Directions:
Retype exactly the stretch of lines that begins at the line containing "Enumerate this screenshot's" and ends at the last line of the data, with no other lines.

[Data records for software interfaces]

-*-*-

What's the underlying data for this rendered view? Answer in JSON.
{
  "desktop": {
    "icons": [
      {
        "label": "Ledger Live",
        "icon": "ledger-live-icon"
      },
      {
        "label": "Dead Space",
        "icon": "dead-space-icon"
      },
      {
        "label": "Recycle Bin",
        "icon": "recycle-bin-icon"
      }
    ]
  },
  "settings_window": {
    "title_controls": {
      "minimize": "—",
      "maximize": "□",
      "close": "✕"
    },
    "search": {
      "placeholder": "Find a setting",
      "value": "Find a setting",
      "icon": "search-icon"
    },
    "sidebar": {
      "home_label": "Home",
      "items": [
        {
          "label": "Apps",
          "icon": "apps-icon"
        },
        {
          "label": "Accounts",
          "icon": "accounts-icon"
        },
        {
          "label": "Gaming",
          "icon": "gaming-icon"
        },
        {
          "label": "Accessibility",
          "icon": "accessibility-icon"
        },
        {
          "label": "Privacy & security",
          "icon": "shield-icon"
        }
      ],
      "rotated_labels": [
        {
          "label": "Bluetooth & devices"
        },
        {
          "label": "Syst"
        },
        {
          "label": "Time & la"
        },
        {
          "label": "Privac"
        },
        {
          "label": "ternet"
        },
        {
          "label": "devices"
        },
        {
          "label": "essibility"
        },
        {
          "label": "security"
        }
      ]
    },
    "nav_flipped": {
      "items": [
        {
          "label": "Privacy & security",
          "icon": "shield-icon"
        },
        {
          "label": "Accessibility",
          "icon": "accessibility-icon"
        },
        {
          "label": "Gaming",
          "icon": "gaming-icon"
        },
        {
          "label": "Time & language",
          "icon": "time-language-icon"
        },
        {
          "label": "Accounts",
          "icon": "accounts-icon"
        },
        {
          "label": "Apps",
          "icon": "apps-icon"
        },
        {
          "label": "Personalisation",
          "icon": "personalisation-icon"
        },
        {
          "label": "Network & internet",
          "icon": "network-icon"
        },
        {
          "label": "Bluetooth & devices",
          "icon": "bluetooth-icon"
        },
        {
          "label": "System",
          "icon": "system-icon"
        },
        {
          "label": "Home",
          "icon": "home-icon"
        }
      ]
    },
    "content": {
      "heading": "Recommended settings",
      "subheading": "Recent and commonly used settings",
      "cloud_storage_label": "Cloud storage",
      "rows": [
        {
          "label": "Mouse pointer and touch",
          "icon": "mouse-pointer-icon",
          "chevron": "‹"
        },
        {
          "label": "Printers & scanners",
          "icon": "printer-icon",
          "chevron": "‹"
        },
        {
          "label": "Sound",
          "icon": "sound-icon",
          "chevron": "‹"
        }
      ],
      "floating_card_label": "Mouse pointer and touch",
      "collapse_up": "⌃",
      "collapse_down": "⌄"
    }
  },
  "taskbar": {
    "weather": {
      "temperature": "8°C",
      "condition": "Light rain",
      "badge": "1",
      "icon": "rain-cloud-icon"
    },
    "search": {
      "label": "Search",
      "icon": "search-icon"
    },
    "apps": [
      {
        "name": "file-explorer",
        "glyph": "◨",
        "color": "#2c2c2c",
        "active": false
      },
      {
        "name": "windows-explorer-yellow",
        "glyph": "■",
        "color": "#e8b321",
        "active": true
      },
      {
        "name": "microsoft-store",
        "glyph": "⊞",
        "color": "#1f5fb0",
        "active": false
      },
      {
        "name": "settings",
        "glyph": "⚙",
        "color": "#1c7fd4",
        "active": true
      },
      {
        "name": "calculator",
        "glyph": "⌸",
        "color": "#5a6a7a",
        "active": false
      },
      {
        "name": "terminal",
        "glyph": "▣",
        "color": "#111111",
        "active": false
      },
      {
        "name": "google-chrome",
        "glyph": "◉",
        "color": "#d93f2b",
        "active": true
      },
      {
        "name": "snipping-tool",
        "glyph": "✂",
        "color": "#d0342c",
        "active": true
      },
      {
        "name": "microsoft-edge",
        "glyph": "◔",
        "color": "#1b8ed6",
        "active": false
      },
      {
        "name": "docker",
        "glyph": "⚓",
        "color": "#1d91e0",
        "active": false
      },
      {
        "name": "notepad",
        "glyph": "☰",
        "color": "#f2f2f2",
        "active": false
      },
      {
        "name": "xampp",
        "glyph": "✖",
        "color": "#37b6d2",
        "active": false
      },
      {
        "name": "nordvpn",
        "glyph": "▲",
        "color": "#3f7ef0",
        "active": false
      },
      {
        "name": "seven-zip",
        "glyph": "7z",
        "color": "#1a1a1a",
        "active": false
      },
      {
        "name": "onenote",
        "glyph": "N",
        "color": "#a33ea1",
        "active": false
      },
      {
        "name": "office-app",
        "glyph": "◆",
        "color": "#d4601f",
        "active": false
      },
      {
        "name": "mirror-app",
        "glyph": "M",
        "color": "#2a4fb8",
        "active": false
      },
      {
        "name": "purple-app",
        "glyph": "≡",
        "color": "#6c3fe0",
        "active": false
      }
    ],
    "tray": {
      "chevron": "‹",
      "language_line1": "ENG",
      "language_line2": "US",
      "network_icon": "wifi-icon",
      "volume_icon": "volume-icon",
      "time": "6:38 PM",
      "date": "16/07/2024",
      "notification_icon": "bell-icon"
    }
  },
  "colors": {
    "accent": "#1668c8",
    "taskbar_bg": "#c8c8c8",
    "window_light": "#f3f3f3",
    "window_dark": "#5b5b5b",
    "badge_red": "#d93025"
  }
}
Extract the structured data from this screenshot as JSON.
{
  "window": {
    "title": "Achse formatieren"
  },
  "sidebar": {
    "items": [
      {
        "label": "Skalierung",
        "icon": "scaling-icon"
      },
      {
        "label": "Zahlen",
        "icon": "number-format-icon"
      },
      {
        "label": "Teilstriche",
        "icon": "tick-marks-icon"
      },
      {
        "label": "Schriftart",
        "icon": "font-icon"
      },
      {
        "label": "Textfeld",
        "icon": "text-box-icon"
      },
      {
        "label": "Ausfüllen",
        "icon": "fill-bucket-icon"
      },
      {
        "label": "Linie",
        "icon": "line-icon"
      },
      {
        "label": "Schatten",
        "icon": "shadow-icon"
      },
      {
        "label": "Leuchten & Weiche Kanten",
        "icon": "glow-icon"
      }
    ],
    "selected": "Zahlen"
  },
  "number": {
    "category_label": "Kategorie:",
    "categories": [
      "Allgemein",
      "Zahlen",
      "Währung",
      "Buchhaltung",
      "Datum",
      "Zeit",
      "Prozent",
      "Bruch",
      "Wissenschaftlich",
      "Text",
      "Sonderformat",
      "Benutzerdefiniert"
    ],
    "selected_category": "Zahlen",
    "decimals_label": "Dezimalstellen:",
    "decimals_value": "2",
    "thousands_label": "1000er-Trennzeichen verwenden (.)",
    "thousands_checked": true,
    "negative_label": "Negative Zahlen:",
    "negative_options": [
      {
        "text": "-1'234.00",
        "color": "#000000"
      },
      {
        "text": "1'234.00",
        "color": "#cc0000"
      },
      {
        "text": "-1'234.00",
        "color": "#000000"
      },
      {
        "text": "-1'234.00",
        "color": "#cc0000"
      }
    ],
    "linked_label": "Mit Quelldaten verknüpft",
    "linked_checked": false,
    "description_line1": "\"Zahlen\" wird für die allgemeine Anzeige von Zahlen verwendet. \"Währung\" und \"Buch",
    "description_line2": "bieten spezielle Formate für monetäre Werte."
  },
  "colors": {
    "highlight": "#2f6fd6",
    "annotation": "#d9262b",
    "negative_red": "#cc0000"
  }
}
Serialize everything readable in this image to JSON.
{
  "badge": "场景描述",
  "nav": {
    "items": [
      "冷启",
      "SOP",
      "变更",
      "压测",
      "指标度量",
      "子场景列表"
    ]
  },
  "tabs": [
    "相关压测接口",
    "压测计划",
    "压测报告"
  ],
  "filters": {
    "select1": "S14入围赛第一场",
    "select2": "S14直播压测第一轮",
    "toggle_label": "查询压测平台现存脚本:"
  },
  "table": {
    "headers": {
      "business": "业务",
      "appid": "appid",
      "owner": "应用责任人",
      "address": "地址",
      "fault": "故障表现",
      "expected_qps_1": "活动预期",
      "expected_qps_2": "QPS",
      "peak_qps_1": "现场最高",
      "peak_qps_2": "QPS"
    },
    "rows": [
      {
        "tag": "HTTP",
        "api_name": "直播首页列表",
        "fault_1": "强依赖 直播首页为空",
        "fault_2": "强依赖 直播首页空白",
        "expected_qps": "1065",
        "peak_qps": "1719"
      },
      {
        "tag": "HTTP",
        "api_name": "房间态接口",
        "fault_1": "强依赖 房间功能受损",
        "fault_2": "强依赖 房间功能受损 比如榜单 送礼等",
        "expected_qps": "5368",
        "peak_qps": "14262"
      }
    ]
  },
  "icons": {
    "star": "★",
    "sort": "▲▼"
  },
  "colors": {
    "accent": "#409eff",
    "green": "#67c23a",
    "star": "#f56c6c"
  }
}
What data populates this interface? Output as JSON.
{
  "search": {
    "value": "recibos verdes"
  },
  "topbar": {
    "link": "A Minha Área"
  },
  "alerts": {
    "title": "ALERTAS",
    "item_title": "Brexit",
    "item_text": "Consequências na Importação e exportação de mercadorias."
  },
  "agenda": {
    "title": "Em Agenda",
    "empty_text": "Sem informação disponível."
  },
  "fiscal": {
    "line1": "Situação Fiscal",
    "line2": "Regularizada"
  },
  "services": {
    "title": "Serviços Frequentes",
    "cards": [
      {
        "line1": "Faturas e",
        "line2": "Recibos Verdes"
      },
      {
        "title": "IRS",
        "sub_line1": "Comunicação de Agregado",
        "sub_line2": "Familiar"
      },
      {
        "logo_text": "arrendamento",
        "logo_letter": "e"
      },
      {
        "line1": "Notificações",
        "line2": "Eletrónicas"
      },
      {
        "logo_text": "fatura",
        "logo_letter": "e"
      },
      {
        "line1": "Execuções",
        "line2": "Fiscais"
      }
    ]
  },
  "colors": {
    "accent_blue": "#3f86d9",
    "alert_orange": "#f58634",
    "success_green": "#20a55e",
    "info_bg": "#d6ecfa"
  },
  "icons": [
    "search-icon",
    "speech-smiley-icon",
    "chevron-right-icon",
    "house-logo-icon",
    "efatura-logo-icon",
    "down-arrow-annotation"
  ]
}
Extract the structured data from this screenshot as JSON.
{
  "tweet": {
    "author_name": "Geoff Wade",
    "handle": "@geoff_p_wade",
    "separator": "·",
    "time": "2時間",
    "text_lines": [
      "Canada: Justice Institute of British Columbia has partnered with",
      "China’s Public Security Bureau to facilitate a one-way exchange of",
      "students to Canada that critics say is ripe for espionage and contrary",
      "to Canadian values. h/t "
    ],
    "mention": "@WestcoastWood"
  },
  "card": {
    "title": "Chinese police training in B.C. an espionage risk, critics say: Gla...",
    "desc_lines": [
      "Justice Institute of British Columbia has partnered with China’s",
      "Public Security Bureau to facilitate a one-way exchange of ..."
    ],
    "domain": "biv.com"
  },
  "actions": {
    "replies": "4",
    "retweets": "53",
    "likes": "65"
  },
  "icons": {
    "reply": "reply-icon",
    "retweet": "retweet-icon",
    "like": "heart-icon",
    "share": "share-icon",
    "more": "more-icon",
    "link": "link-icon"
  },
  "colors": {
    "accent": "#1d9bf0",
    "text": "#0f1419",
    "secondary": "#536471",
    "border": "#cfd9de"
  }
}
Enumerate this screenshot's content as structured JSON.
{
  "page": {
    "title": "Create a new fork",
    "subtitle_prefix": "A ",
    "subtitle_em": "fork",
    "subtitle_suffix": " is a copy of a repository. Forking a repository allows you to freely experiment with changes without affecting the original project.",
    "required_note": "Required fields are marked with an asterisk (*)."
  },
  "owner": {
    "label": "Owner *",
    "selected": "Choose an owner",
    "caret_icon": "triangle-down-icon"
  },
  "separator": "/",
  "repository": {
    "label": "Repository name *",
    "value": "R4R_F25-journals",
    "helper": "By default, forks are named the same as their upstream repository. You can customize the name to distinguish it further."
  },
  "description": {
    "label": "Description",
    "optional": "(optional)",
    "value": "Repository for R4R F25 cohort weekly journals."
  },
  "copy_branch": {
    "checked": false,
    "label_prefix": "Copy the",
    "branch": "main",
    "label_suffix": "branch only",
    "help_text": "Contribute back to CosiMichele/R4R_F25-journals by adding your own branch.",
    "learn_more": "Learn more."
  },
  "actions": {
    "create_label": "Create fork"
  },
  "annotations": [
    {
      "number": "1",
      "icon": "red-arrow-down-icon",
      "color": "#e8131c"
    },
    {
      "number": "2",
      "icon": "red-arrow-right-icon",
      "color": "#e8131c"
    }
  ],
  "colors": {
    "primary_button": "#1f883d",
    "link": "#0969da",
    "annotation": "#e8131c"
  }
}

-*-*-

Answer box:
Enumerate this screenshot's content as structured JSON.
{
  "page": {
    "title": "Create a new fork",
    "subtitle_prefix": "A ",
    "subtitle_em": "fork",
    "subtitle_suffix": " is a copy of a repository. Forking a repository allows you to freely experiment with changes without affecting the original project.",
    "required_note": "Required fields are marked with an asterisk (*)."
  },
  "owner": {
    "label": "Owner *",
    "selected": "Choose an owner",
    "caret_icon": "triangle-down-icon"
  },
  "separator": "/",
  "repository": {
    "label": "Repository name *",
    "value": "R4R_F25-journals",
    "helper": "By default, forks are named the same as their upstream repository. You can customize the name to distinguish it further."
  },
  "description": {
    "label": "Description",
    "optional": "(optional)",
    "value": "Repository for R4R F25 cohort weekly journals."
  },
  "copy_branch": {
    "checked": false,
    "label_prefix": "Copy the",
    "branch": "main",
    "label_suffix": "branch only",
    "help_text": "Contribute back to CosiMichele/R4R_F25-journals by adding your own branch.",
    "learn_more": "Learn more."
  },
  "actions": {
    "create_label": "Create fork"
  },
  "annotations": [
    {
      "number": "1",
      "icon": "red-arrow-down-icon",
      "color": "#e8131c"
    },
    {
      "number": "2",
      "icon": "red-arrow-right-icon",
      "color": "#e8131c"
    }
  ],
  "colors": {
    "primary_button": "#1f883d",
    "link": "#0969da",
    "annotation": "#e8131c"
  }
}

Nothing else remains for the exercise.